Segment Start: SUPPLIED MATERIAL

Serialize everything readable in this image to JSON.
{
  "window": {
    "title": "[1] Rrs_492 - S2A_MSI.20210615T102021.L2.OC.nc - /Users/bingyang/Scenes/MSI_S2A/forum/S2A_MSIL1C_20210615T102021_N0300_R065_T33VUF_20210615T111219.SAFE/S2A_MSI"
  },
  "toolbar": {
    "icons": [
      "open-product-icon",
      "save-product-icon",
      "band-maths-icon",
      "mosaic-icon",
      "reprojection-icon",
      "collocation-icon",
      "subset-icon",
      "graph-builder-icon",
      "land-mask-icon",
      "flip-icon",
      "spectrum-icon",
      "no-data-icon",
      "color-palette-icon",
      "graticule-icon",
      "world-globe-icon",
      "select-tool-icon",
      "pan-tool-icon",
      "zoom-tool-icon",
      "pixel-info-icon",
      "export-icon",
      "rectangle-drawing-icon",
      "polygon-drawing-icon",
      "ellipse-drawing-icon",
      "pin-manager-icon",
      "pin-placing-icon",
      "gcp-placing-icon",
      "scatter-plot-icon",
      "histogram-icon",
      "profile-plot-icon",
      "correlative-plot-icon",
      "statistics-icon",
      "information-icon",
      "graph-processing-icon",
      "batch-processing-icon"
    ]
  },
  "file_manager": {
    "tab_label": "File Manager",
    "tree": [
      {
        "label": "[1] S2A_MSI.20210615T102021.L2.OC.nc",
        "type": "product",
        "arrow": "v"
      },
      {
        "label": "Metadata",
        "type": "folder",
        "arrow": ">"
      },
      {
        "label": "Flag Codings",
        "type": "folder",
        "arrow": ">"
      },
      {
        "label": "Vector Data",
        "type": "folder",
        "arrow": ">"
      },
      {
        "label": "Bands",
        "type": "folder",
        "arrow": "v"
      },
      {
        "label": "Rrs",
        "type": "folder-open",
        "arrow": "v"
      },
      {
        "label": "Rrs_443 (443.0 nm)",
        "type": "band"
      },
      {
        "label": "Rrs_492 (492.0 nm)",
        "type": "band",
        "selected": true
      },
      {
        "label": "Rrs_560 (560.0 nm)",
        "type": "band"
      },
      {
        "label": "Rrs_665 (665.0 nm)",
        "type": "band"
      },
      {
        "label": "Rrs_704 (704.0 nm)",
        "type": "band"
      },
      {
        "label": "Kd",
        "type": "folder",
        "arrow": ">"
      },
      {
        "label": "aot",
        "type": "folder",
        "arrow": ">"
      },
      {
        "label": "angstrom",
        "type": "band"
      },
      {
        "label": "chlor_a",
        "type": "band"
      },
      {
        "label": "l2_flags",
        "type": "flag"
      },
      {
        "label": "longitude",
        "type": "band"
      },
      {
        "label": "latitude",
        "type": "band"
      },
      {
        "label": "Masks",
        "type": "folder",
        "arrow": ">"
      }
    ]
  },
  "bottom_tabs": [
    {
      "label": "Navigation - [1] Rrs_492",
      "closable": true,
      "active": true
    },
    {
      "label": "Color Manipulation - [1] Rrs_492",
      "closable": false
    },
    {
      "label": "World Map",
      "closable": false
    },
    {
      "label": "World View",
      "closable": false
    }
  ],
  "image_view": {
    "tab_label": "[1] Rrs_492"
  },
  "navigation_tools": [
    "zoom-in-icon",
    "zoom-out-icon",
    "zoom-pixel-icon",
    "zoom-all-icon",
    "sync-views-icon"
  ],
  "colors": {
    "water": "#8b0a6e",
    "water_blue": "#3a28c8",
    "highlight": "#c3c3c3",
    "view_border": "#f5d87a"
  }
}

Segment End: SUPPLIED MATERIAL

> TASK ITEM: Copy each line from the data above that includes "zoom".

> ANSWER BELOW:
      "zoom-tool-icon",
    "zoom-in-icon",
    "zoom-out-icon",
    "zoom-pixel-icon",
    "zoom-all-icon",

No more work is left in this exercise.